Or maybe – just maybe – he doesn’t care. Maybe he knows that my comment was literally 1/billion and he shrugged it off before getting on with his life. The man has been in the game a while now, surely he’s developed a thick skin. I’d like to think he has. I’d like to think I would. Because, believe it or not, what drew me to seek out The Abandon was probably the same thing that inspired him to create it: our inner Carl Brandon. Keith and I were both Black kids who grew up watching, reading, and loving sci-fi. Eventually we – like Octavia Butler before us – noticed that the aliens were every shade but ours. But we hoped one day someone would be.
Keith Adkins did more than hope; he actually did something about it. He wrote something. He produced it. He released it… and I didn’t like it. It doesn’t turn me off to his work, it just makes me hope he’ll do better next time. I sincerely do.
Pilot episodes are hard. It has to set up its own compelling story, but keep audiences hungry for more. The best pilot episode ever is “Space Pilot 3000” from Futurama. It’s a self-contained short story that didn’t need any further development, but the world it showed was so rich that we wanted to know more. Plus it dropped little hints of a larger story yet to be understood. I say this as a guy who hated the pilot episodes of The Sopranos, Star Trek: Deep Space Nine, and Deadwood – shows I wound up loving dearly. Still, it’s hard to stay for the whole meal if you don’t like the first bite.

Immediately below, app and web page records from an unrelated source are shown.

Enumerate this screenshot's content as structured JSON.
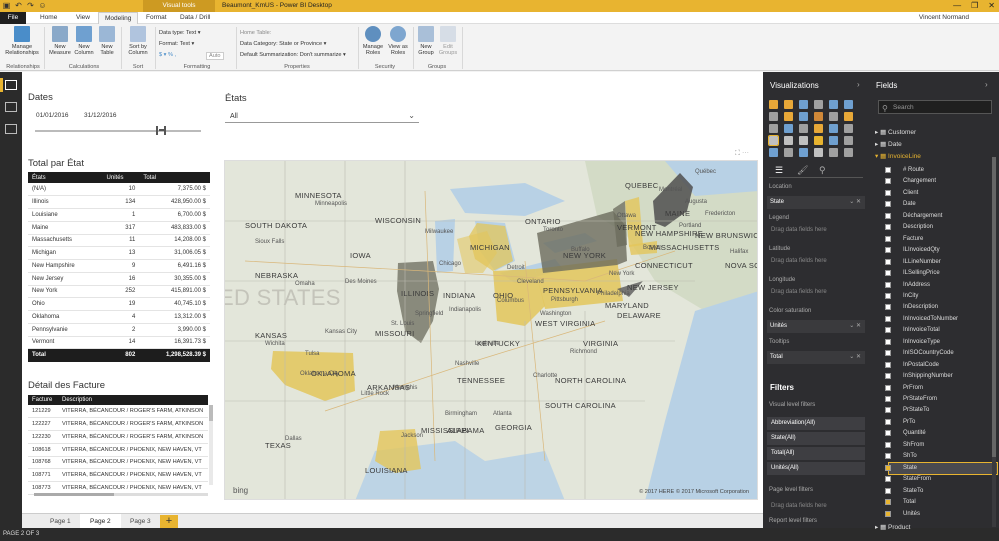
{
  "window": {
    "title": "Beaumont_KmUS - Power BI Desktop",
    "context_tab": "Visual tools",
    "user": "Vincent Normand",
    "controls": [
      "—",
      "❐",
      "✕"
    ]
  },
  "tabs": [
    "File",
    "Home",
    "View",
    "Modeling",
    "Format",
    "Data / Drill"
  ],
  "ribbon": {
    "manage_relationships": "Manage Relationships",
    "new_measure": "New Measure",
    "new_column": "New Column",
    "new_table": "New Table",
    "sort_by_column": "Sort by Column",
    "data_type": "Data type: Text ▾",
    "format": "Format: Text ▾",
    "currency": "$ ▾ % ,",
    "decimals": "Auto",
    "home_table": "Home Table:",
    "data_category": "Data Category: State or Province ▾",
    "default_summarization": "Default Summarization: Don't summarize ▾",
    "manage_roles": "Manage Roles",
    "view_as_roles": "View as Roles",
    "new_group": "New Group",
    "edit_groups": "Edit Groups",
    "groups": {
      "relationships": "Relationships",
      "calculations": "Calculations",
      "sort": "Sort",
      "formatting": "Formatting",
      "properties": "Properties",
      "security": "Security",
      "groups": "Groups"
    }
  },
  "dates": {
    "title": "Dates",
    "from": "01/01/2016",
    "to": "31/12/2016"
  },
  "etats": {
    "title": "États",
    "selected": "All"
  },
  "total_par_etat": {
    "title": "Total par État",
    "headers": [
      "États",
      "Unités",
      "Total"
    ],
    "rows": [
      [
        "(N/A)",
        "10",
        "7,375.00 $"
      ],
      [
        "Illinois",
        "134",
        "428,950.00 $"
      ],
      [
        "Louisiane",
        "1",
        "6,700.00 $"
      ],
      [
        "Maine",
        "317",
        "483,833.00 $"
      ],
      [
        "Massachusetts",
        "11",
        "14,208.00 $"
      ],
      [
        "Michigan",
        "13",
        "31,006.05 $"
      ],
      [
        "New Hampshire",
        "9",
        "6,491.16 $"
      ],
      [
        "New Jersey",
        "16",
        "30,355.00 $"
      ],
      [
        "New York",
        "252",
        "415,891.00 $"
      ],
      [
        "Ohio",
        "19",
        "40,745.10 $"
      ],
      [
        "Oklahoma",
        "4",
        "13,312.00 $"
      ],
      [
        "Pennsylvanie",
        "2",
        "3,990.00 $"
      ],
      [
        "Vermont",
        "14",
        "16,391.73 $"
      ]
    ],
    "total": [
      "Total",
      "802",
      "1,298,528.39 $"
    ]
  },
  "detail": {
    "title": "Détail des Facture",
    "headers": [
      "Facture",
      "Description"
    ],
    "rows": [
      [
        "121229",
        "VITERRA, BÉCANCOUR / ROGER'S FARM, ATKINSON"
      ],
      [
        "122227",
        "VITERRA, BÉCANCOUR / ROGER'S FARM, ATKINSON"
      ],
      [
        "122230",
        "VITERRA, BÉCANCOUR / ROGER'S FARM, ATKINSON"
      ],
      [
        "108618",
        "VITERRA, BÉCANCOUR / PHOENIX, NEW HAVEN, VT"
      ],
      [
        "108768",
        "VITERRA, BÉCANCOUR / PHOENIX, NEW HAVEN, VT"
      ],
      [
        "108771",
        "VITERRA, BÉCANCOUR / PHOENIX, NEW HAVEN, VT"
      ],
      [
        "108773",
        "VITERRA, BÉCANCOUR / PHOENIX, NEW HAVEN, VT"
      ]
    ]
  },
  "map": {
    "labels": [
      "WISCONSIN",
      "MICHIGAN",
      "ILLINOIS",
      "INDIANA",
      "OHIO",
      "PENNSYLVANIA",
      "NEW YORK",
      "MAINE",
      "VERMONT",
      "NEW HAMPSHIRE",
      "MASSACHUSETTS",
      "CONNECTICUT",
      "KENTUCKY",
      "VIRGINIA",
      "TENNESSEE",
      "NORTH CAROLINA",
      "OKLAHOMA",
      "ARKANSAS",
      "MISSISSIPPI",
      "ALABAMA",
      "GEORGIA",
      "MISSOURI",
      "IOWA",
      "ONTARIO",
      "QUEBEC",
      "NEW BRUNSWICK",
      "NOVA SCOTIA",
      "MINNESOTA",
      "KANSAS",
      "TEXAS",
      "LOUISIANA",
      "SOUTH CAROLINA",
      "WEST VIRGINIA",
      "MARYLAND",
      "NEW JERSEY",
      "DELAWARE",
      "NEBRASKA",
      "SOUTH DAKOTA"
    ],
    "cities": [
      "Chicago",
      "Detroit",
      "Toronto",
      "Montréal",
      "Ottawa",
      "Québec",
      "Boston",
      "New York",
      "Philadelphia",
      "Washington",
      "Columbus",
      "Indianapolis",
      "Louisville",
      "Nashville",
      "Atlanta",
      "Memphis",
      "St. Louis",
      "Kansas City",
      "Omaha",
      "Des Moines",
      "Minneapolis",
      "Milwaukee",
      "Cleveland",
      "Pittsburgh",
      "Richmond",
      "Charlotte",
      "Birmingham",
      "Jackson",
      "Little Rock",
      "Tulsa",
      "Oklahoma City",
      "Wichita",
      "Dallas",
      "Sioux Falls",
      "Springfield",
      "Augusta",
      "Fredericton",
      "Halifax",
      "Portland",
      "Buffalo"
    ],
    "watermark": "ED STATES",
    "copyright": "© 2017 HERE   © 2017 Microsoft Corporation",
    "bing": "bing"
  },
  "pages": [
    "Page 1",
    "Page 2",
    "Page 3"
  ],
  "add_page": "+",
  "status": "PAGE 2 OF 3",
  "visualizations": {
    "title": "Visualizations",
    "wells": [
      {
        "label": "Location",
        "value": "State"
      },
      {
        "label": "Legend",
        "value": "Drag data fields here"
      },
      {
        "label": "Latitude",
        "value": "Drag data fields here"
      },
      {
        "label": "Longitude",
        "value": "Drag data fields here"
      },
      {
        "label": "Color saturation",
        "value": "Unités"
      },
      {
        "label": "Tooltips",
        "value": "Total"
      }
    ],
    "filters_title": "Filters",
    "visual_level": "Visual level filters",
    "filters": [
      "Abbreviation(All)",
      "State(All)",
      "Total(All)",
      "Unités(All)"
    ],
    "page_level": "Page level filters",
    "report_level": "Report level filters",
    "drag": "Drag data fields here"
  },
  "fields": {
    "title": "Fields",
    "search_placeholder": "Search",
    "tables": [
      "Customer",
      "Date",
      "InvoiceLine"
    ],
    "items": [
      "# Route",
      "Chargement",
      "Client",
      "Date",
      "Déchargement",
      "Description",
      "Facture",
      "ILInvoicedQty",
      "ILLineNumber",
      "ILSellingPrice",
      "InAddress",
      "InCity",
      "InDescription",
      "InInvoicedToNumber",
      "InInvoiceTotal",
      "InInvoiceType",
      "InISOCountryCode",
      "InPostalCode",
      "InShippingNumber",
      "PrFrom",
      "PrStateFrom",
      "PrStateTo",
      "PrTo",
      "Quantité",
      "ShFrom",
      "ShTo",
      "State",
      "StateFrom",
      "StateTo",
      "Total",
      "Unités"
    ],
    "last_table": "Product"
  },
  "colors": {
    "accent": "#e8b430",
    "dark": "#2b2b2b",
    "fill_light": "#e3c55a",
    "fill_dark": "#6b6b5c"
  }
}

History is filled with many great works of art that weren’t exactly beloved when they first appeared. Others were just as bad as originally thought (except for Clue – why is that on the list?). Every artist wants to make the best he or she can. Every critic wants to see something that exceeds their expectations. Searching for those things will require sifting through a lot of crap. But it’s that sifting through crap in search of greatness that makes us so proud to be artists. Otherwise this is just a hobby.